In practice, for many non-deductible IRA holders, the reward for their youthful parsimony is a tax-reporting nightmare when distributions begin. One common unpleasant surprise that befalls some non-deductible IRA owners is that IRA custodians do not automatically keep track of your after-tax contributions. Reporting to the IRS of annual after-tax contributions is supposed to be done on Form 8606 and should accompany the filer’s tax return in the year in which such contributions are made. The trouble is that many tax payers (particularly those who prepare their own returns) are unaware of this form. Absent this form, the IRS has no record of how much after-tax contributions you have made and the burden is on you to prove that you made them. While it is possible to obtain transcripts of prior year tax returns and to file Form 8606 for the appropriate years, given that non-deductible IRA contributions have been permitted since 1987, the prospect of obtaining and sorting through a quarter century of tax returns may present an insurmountable obstacle to avoiding double taxation.

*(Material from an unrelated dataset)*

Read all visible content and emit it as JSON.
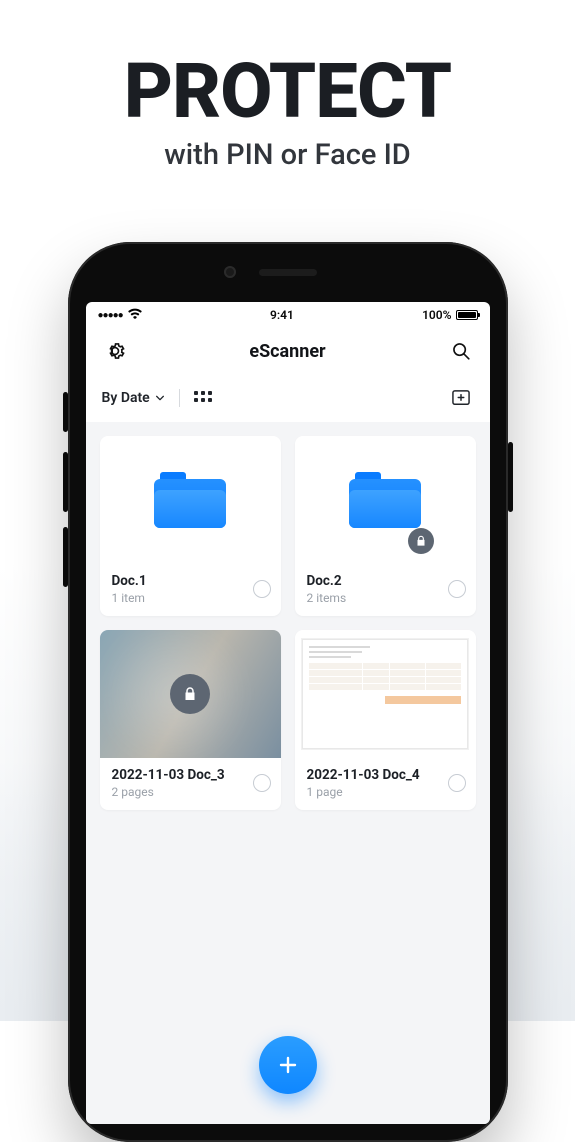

Even for those who were savvy enough to file Form 8606 and who have maintained meticulous records of after-tax contributions, teasing out the after-tax contributions is still not as simple as one would think. Many investors mistakenly believe that, as long as they have maintained their non-deductible IRAs separate from their pre-tax funded traditional and rollover IRAs, the money they withdraw from their non-deductible IRAs will be taxed according to the ratio of contributions to the value of the account. In reality, however, the IRS requires the taxpayer to consider the after-tax contributions in relation to the total value of ALL IRAs. For investors with considerable IRA holdings, this often means that only a very small percentage of their non-deductible IRA distributions may be considered exempt from taxation.
As this point, some astute investors may say, “Aha! I have a solution – why not convert the entire value of the non-deductible contributions to a Roth IRA.” Bad news, mes amis - Uncle Sam is one step-ahead. While it is certainly permissible to convert after-tax IRA contributions to a Roth IRA, the conversion amount is still taxable in proportion to the amount of total combined IRA holdings that are comprised of pre-tax contributions and tax-deferred appreciation. For example, if an IRA holder made five years of $2,000 annual non-deductible IRA contributions in the 1990s ($10,000 total) and the total value of all of his IRAs (including rollover IRAs, SEPs and SIMPLE IRAs, excluding Roth IRAs) is now $500,000, if he elects to convert $10,000 to a Roth IRA, only 2% ($10,000/$500,000) of the conversion amount will be exempt from taxation.
In summary, while the concept of making non-deductible IRA contributions may be sound, the bitter pill for many tax-payers may be double taxation on the money they have contributed. It could potentially take decades to get ones after-tax money returned and the odds of beneficiaries who may eventually inherit the residual IRA avoiding the taxation on the original contributions are slim to none. For further reading on this subject, see the following article links:
-Forgot to File Form 8606 for Non-Deductible IRAs? (About.com)
-Deductible Versus Nondeductible IRA Contributions (Kiplinger’s)
-How Do I Handle My Nondeductible IRA When I Turn 70.5? (Zacks Research)
-Non-Deductable IRA Rules (Zacks Research)
-How to Find Old Non-Deductible IRA Contributions (Zacks Research)
The information in this post has been obtained from sources believed to be reliable, but its accuracy cannot be guaranteed. Neither Financial Planning Hawaii nor JW Cole provides specific tax or legal advice and nothing contained in this post should be construed as such. All readers of this post are urged to consult with their tax and/or legal advisor(s) before taking any action pertaining to issues discussed herein.